compressed mediolaterally, enlarged, and recurved. The manual and pedal unguals
are also, unlike those of fossorial or semi-fossorial animals such as aardvarks
and tortoises, compressed; such "digging" unguals are broad transversely,
especially on the palmar side, and generally flat, even in the unguals, or at
least are broadly ovate rather than narrow and thin. This is true in mammals
and reptiles, although I am unsure precisely in birds, though some studies
exist examining the cross-section of the bony ungual or sheath relative to
habitus. Such imply that the transversely narrow unguals are not diggers or
likely usable for much substrate moving.
Cycad penetration? No clue.
Jaime A. Headden
The Bite Stuff (site v2)
"Innocent, unbiased observation is a myth." --- P.B. Medawar (1969)
"Ever since man first left his cave and met a stranger with a
different language and a new way of looking at things, the human race
has had a dream: to kill him, so we don't have to learn his language or
his new way of looking at things." --- Zapp Brannigan (Beast With a Billion
> Date: Mon, 10 Oct 2011 18:23:03 +1100
> From: firstname.lastname@example.org
> To: email@example.com
> Subject: Re: comment-therizinosaurs
> Augusto Haro <firstname.lastname@example.org> wrote:
> > Interesting ideas...
> > Although I would hesitate in that relatively straight unguals are not

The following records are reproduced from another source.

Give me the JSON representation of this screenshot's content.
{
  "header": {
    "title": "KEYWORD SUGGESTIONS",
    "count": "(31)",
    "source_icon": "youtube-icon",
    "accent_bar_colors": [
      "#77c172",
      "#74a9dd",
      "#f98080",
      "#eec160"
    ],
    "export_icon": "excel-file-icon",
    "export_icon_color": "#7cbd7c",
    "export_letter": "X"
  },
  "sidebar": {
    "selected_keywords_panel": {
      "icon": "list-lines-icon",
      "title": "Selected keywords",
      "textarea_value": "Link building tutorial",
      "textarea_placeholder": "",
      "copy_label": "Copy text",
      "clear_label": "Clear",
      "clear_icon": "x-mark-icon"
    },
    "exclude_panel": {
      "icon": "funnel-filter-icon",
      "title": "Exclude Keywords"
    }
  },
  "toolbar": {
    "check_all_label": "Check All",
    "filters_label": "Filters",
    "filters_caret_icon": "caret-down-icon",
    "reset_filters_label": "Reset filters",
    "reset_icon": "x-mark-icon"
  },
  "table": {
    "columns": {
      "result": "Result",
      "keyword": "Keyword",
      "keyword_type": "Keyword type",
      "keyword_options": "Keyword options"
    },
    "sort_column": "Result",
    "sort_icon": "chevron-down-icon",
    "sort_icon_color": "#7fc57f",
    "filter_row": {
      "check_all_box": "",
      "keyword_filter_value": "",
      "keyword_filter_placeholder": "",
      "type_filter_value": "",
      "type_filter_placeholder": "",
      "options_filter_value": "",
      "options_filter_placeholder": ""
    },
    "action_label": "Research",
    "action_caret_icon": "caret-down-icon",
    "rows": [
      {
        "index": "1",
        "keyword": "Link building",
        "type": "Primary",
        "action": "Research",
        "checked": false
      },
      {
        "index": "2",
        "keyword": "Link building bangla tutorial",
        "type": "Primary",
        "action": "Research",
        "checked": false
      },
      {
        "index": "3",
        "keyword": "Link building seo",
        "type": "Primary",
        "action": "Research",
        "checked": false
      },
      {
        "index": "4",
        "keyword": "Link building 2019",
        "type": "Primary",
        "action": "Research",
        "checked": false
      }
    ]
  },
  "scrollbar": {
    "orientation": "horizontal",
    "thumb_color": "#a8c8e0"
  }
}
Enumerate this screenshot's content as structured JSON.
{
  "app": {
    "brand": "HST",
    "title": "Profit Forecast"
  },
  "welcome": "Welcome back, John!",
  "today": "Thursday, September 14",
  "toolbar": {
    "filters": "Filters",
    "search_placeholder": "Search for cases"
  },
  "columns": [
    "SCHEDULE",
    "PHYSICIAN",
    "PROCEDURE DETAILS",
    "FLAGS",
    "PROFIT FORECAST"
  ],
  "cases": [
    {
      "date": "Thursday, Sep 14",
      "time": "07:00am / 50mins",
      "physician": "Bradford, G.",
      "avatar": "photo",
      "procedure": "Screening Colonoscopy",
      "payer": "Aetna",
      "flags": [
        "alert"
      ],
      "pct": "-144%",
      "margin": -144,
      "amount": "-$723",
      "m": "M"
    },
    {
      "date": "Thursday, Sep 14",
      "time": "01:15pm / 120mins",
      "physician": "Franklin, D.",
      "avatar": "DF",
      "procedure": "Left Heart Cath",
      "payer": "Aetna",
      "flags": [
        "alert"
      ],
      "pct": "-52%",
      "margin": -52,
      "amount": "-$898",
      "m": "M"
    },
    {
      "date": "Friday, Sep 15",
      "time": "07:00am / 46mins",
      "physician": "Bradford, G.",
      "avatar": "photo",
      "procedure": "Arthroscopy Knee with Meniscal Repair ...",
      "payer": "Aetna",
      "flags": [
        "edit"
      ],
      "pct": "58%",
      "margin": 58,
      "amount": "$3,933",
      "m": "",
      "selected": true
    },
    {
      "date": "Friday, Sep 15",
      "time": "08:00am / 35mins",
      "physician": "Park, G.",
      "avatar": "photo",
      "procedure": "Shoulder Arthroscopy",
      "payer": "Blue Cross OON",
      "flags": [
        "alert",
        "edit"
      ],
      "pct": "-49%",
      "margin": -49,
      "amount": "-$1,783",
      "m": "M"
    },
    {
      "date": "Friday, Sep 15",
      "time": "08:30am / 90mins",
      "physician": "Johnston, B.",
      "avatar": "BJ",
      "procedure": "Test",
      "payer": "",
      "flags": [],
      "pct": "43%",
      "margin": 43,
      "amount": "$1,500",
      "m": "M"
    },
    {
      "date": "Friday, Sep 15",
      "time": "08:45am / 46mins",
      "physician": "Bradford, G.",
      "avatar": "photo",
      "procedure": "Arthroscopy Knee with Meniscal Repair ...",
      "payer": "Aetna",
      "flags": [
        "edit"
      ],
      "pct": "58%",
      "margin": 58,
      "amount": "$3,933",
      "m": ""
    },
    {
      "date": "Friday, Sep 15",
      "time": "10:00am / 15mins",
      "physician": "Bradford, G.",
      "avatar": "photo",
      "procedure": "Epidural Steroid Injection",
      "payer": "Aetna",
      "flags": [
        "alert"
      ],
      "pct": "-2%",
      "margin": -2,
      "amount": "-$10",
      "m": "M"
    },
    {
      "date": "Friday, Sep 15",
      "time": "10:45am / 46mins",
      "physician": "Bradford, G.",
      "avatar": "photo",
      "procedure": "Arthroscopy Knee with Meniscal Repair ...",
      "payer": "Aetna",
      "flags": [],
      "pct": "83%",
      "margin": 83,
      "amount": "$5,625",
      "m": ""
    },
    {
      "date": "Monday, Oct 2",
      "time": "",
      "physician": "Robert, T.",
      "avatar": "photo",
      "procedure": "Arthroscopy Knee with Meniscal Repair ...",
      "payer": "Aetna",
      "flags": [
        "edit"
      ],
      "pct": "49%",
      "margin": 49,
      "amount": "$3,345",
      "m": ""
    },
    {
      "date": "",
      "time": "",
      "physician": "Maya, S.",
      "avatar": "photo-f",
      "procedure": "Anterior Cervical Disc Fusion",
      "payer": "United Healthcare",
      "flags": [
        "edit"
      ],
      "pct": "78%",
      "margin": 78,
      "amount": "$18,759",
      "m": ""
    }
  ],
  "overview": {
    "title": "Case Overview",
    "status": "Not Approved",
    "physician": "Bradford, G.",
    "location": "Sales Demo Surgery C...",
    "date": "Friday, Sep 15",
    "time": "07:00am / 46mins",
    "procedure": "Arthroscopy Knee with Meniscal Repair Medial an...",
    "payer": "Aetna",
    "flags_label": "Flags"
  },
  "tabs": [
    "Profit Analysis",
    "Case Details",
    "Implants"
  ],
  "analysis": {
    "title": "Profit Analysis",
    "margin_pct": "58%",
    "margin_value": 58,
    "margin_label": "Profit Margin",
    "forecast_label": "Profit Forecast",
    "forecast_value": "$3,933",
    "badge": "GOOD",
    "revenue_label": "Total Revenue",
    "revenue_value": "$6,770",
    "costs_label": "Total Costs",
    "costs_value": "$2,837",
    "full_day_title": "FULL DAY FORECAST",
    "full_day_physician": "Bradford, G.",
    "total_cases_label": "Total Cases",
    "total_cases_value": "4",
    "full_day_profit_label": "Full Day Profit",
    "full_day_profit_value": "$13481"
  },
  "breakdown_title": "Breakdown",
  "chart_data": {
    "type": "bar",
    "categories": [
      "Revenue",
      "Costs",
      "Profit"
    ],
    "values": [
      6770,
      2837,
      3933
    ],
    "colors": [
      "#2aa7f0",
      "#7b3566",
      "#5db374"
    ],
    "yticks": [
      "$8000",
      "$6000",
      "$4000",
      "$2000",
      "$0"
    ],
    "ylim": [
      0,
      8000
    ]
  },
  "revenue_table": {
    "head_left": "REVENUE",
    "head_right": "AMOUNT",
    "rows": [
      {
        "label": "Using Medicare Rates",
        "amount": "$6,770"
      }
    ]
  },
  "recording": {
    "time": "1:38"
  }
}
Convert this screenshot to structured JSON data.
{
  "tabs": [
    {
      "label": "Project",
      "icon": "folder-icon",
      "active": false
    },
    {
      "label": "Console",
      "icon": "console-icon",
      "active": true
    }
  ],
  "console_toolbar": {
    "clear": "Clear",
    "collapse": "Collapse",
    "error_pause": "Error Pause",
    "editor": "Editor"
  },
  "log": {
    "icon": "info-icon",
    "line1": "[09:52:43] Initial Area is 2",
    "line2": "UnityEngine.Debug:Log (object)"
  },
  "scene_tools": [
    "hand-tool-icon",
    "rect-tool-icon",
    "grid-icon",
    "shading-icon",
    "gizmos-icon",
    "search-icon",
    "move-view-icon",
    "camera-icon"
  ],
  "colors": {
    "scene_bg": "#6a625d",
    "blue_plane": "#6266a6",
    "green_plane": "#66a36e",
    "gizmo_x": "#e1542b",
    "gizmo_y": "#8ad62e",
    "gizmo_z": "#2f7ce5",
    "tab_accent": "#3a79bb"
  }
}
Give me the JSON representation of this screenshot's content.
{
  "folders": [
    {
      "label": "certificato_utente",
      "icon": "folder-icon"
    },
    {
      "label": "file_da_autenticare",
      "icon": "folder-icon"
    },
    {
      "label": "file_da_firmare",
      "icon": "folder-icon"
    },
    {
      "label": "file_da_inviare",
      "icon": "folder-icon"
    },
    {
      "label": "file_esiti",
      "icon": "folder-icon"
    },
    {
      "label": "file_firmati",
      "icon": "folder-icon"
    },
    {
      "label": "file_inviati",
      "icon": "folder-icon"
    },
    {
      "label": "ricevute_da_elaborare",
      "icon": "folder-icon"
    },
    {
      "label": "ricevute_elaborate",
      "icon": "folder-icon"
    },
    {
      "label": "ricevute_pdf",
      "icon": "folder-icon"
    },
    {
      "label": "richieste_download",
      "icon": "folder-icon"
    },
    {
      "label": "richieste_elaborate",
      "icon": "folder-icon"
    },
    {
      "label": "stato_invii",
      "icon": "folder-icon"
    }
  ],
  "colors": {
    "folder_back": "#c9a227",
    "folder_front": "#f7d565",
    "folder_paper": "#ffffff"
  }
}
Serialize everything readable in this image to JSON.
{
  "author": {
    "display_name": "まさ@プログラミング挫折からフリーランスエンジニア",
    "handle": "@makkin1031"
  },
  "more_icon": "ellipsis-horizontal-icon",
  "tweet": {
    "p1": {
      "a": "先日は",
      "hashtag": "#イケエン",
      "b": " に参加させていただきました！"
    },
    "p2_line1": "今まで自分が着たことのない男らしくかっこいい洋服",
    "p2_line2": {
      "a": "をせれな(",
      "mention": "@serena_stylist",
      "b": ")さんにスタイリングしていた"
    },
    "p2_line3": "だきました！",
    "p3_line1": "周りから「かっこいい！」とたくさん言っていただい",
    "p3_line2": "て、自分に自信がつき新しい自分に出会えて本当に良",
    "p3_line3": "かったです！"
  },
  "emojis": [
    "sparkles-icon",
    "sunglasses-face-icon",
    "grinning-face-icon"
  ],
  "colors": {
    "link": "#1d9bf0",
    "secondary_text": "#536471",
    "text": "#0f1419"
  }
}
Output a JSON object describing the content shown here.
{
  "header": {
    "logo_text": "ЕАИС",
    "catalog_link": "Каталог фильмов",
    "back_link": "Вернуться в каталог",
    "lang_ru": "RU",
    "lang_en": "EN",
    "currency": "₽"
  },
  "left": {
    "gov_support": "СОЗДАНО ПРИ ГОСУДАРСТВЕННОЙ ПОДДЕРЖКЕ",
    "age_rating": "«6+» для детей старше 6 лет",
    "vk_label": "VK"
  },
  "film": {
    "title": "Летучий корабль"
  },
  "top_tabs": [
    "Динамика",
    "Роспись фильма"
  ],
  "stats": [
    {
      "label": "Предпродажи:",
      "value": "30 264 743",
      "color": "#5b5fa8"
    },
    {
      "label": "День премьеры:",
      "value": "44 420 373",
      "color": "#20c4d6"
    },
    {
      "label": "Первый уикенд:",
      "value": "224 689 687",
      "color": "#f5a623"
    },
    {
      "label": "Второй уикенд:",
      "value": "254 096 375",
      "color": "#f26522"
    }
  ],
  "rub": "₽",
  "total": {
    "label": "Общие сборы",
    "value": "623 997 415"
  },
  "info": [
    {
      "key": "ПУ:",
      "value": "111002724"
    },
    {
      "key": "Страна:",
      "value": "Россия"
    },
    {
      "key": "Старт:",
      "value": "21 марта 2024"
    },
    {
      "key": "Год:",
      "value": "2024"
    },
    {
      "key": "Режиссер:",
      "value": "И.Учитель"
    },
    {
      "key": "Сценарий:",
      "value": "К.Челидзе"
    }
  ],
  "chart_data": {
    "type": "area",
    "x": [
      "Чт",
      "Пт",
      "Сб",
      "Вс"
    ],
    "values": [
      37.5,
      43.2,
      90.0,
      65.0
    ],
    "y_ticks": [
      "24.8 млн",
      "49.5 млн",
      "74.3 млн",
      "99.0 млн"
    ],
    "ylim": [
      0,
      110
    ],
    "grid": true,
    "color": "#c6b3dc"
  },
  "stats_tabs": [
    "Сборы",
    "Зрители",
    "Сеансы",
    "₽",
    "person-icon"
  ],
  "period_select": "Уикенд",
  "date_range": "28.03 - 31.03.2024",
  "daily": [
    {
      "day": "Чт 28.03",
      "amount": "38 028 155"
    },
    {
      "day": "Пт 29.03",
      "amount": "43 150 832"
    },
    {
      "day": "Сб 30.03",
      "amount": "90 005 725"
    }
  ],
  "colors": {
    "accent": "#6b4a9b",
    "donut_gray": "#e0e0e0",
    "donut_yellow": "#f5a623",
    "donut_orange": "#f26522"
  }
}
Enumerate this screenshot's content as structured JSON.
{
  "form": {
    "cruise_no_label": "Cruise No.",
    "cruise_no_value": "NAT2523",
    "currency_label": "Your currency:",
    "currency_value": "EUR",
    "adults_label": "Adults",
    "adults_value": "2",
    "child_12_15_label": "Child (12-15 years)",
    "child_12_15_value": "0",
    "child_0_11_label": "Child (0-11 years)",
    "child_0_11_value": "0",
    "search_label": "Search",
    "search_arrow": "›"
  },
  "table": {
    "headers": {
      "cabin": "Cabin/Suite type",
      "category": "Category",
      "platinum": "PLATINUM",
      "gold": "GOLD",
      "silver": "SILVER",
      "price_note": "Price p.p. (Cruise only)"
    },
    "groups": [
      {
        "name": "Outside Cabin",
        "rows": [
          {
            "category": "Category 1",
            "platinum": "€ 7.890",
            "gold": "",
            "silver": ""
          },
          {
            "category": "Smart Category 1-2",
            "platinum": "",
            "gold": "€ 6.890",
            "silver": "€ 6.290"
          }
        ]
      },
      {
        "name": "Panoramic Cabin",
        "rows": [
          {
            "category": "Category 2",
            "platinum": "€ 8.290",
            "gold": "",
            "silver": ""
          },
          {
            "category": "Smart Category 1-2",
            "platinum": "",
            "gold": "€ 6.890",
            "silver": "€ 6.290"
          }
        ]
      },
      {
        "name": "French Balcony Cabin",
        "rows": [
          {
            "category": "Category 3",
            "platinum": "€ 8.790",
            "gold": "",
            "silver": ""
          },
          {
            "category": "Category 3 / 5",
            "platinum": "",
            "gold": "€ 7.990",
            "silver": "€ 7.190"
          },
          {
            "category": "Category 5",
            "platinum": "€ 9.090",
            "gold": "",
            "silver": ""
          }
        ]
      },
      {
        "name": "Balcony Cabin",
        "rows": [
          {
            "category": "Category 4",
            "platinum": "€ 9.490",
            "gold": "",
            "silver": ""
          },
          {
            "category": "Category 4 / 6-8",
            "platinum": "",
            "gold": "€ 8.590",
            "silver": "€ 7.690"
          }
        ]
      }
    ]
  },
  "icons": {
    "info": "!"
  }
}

> > well suited for dealing with branches:
> Yes, and the manus of derived therizinosaurs was poorly adapted for
> any kind of grasping or hooking. The forelimbs were very different
> from those of ornithomimosaurs in particular.
> The basal therizinosaur _Falcarius_ still retains a raptorial manus.
> But in the later evolution of this group, the manus (at least, the
> non-ungual phalanges) became shorter and less adapted for grasping.
> The unguals lost the dorsal lip and collateral ligament pits (or
> nearly so) and became long and thin - especially in _Therizinosaurus_.
> Plus, the glenoid shifted more laterally, probably to increase dorsal
> reach. So whatever the forelimb was used for, it was deployed against
> something fairly large and high off the ground. The idea that these
> herbivores targeted the starchy pith of cycads is intuitively
> attractive, but the cycads (and similar gymnopserms) were in steep
> decline during the time when therizinosaurs were diversifying (later
> The hypothesis that the hand claws were defensive weapons is in
> keeping with the slow, ponderous nature of therizinosaurs, and the
> lack of any other obvious defenses (although the beak could have
> delivered a nasty nip). Even titanosaurs had body armor or a whiplash
> tail - and/or they were really, really big.